“The Stepford Wives is a 1972 satirical thriller novel by Ira Levin. The story concerns Joanna Eberhart, a photographer and young mother who begins to suspect that the frighteningly submissive housewives in her new idyllic Connecticut neighborhood may be robots created by their husbands. The book has had two feature film adaptations, both using the same title as the novel: the critically acclaimed 1975 version and the critically panned 2004 remake.
“While the 1975 film was a moderate success at the time of release, it has grown in stature as a cult film over the years. Building upon the reputation of Levin’s novel, the term “Stepford” or “Stepford Wife” has become a popular science fiction concept and several sequels were shot, as well as a remake in 2004 using the same title, but rewritten as a comedy instead of a serious horror/thriller film.”
Well, the satire and comedy are missing from the video below. This video recounts how one man fixated on actress Scarlett Johansson built a robot to look like her for $50,000. I don’t know which is creepier: the robot/Stepford-Wife or its inventor.
The American Divorce Attorneys’ Association is reportedly outraged that a viable Stepford Wife can be produced for just $50,000–less than the cost of a good divorce. Divorce attorneys fear that as these robots become mass-produced, they’ll become so cheap that many American men will purchase a Stepford Wife rather than risk marrying an American woman and being later ruined by divorce. If “I now pronounce you man and [Stepford] Wife,” catches on, the number of divorces will fall and many divorce attorneys will either starve or (worse) be forced to find honest jobs.
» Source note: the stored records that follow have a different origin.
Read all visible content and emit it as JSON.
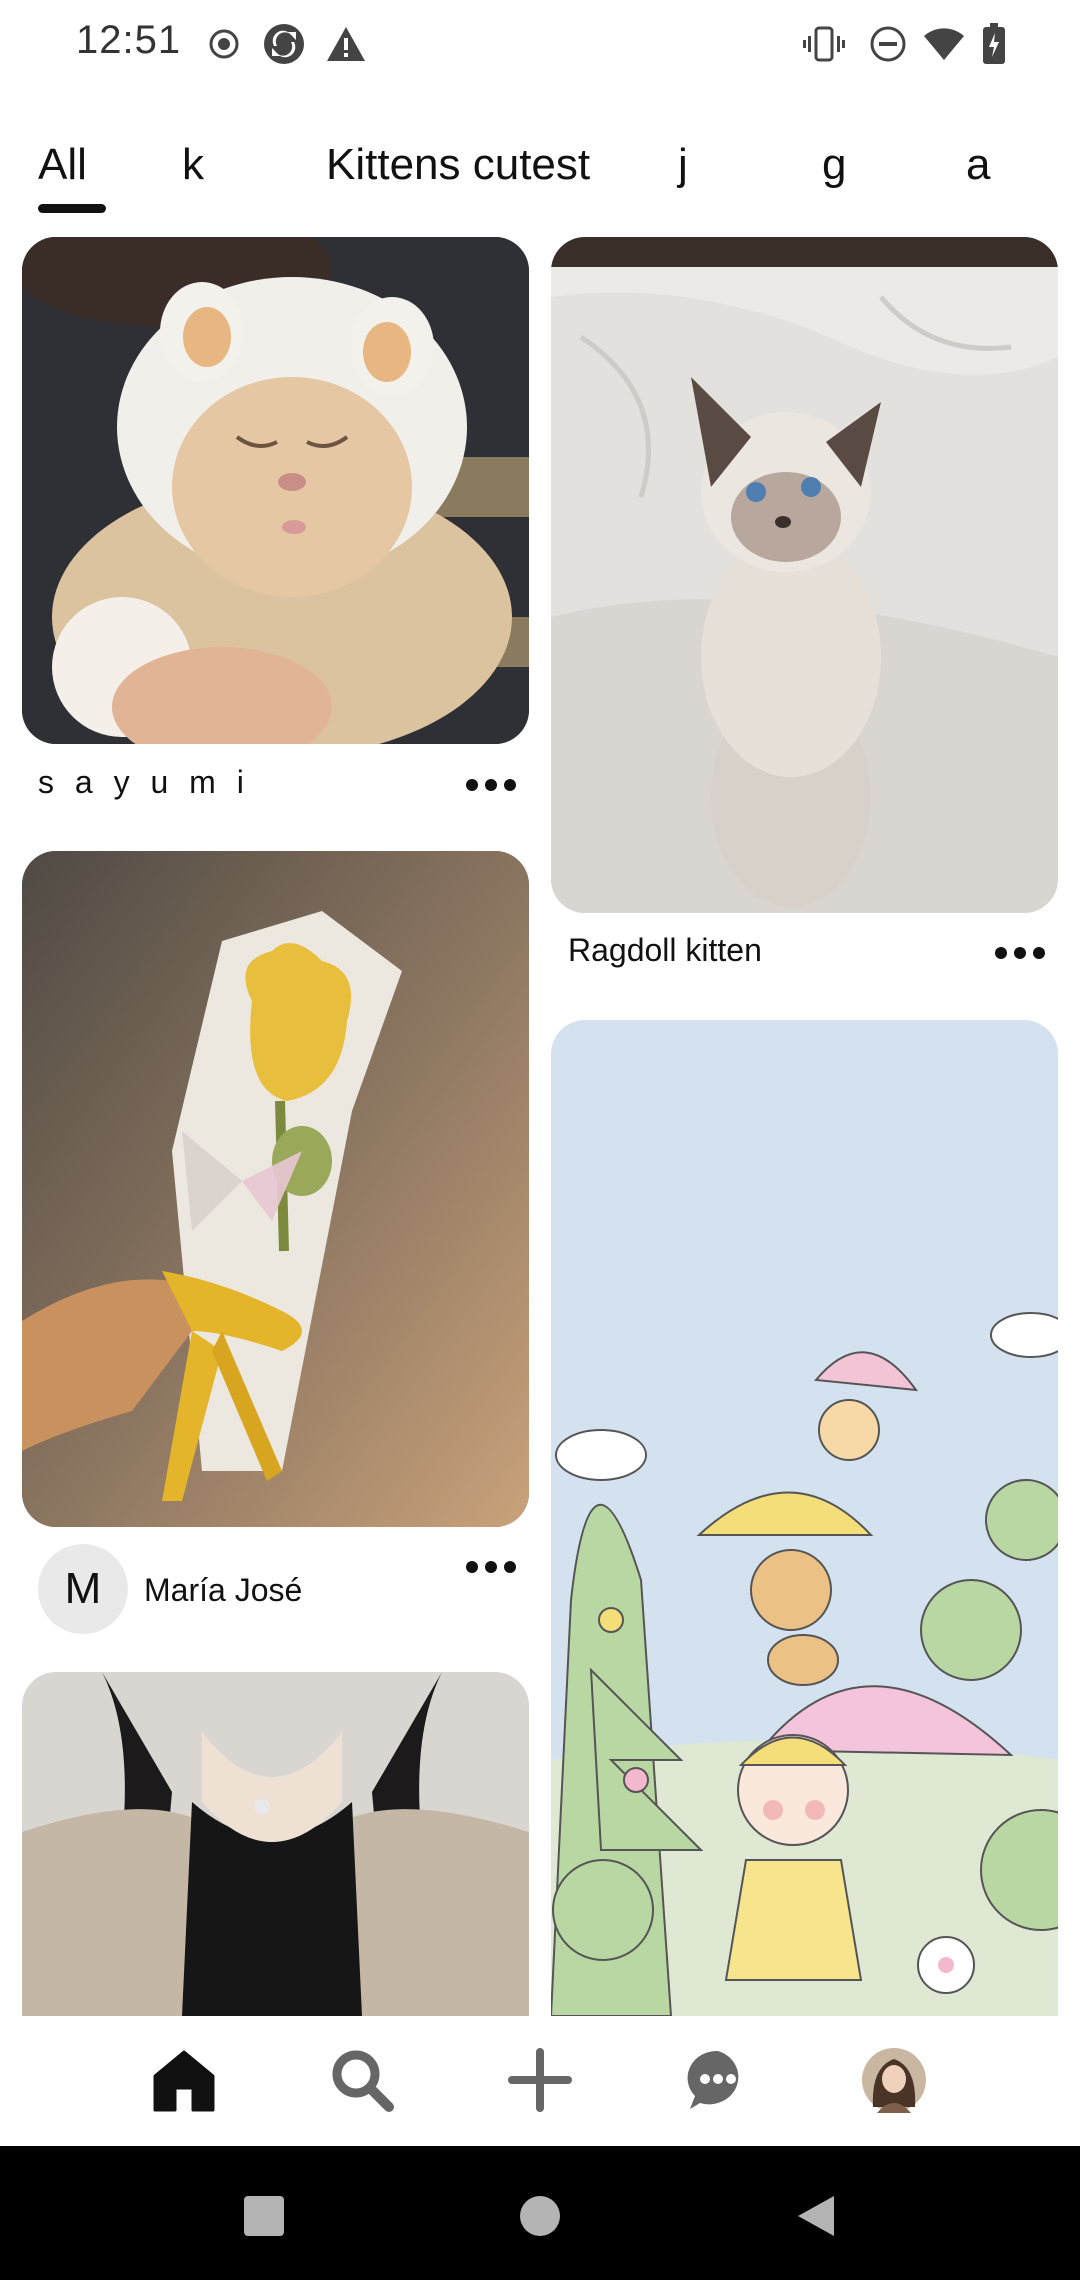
{
  "status_bar": {
    "time": "12:51",
    "left_icons": [
      "record-icon",
      "sync-icon",
      "warning-icon"
    ],
    "right_icons": [
      "vibrate-icon",
      "do-not-disturb-icon",
      "wifi-icon",
      "battery-icon"
    ]
  },
  "tabs": [
    {
      "label": "All",
      "selected": true
    },
    {
      "label": "k"
    },
    {
      "label": "Kittens cutest"
    },
    {
      "label": "j"
    },
    {
      "label": "g"
    },
    {
      "label": "a"
    }
  ],
  "pins": {
    "left": [
      {
        "title": "s a y u m i",
        "image": "kitten-in-bear-hat"
      },
      {
        "title": "María José",
        "avatar_letter": "M",
        "image": "crochet-tulip-bouquet"
      },
      {
        "image": "girl-in-beige-cardigan"
      }
    ],
    "right": [
      {
        "title": "Ragdoll kitten",
        "image": "ragdoll-kitten-on-bed"
      },
      {
        "image": "cute-rainy-illustration"
      }
    ]
  },
  "bottom_nav": [
    "home-icon",
    "search-icon",
    "create-icon",
    "messages-icon",
    "profile-avatar"
  ],
  "colors": {
    "text": "#111111",
    "bg": "#ffffff",
    "sysnav": "#000000"
  }
}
In all of this, I’m reminded of the aphorism, “Be careful what you wish for–you’ll get it.” Perhaps that aphorism should be updated to say, “Be careful of what you imagine–it’ll happen.” 44 years ago, author Ira Levin imagined a fictional world where rich men might marry robots. Today, we have just about reached a world where anyone can marry robots. What we imagine today, can be reality tomorrow.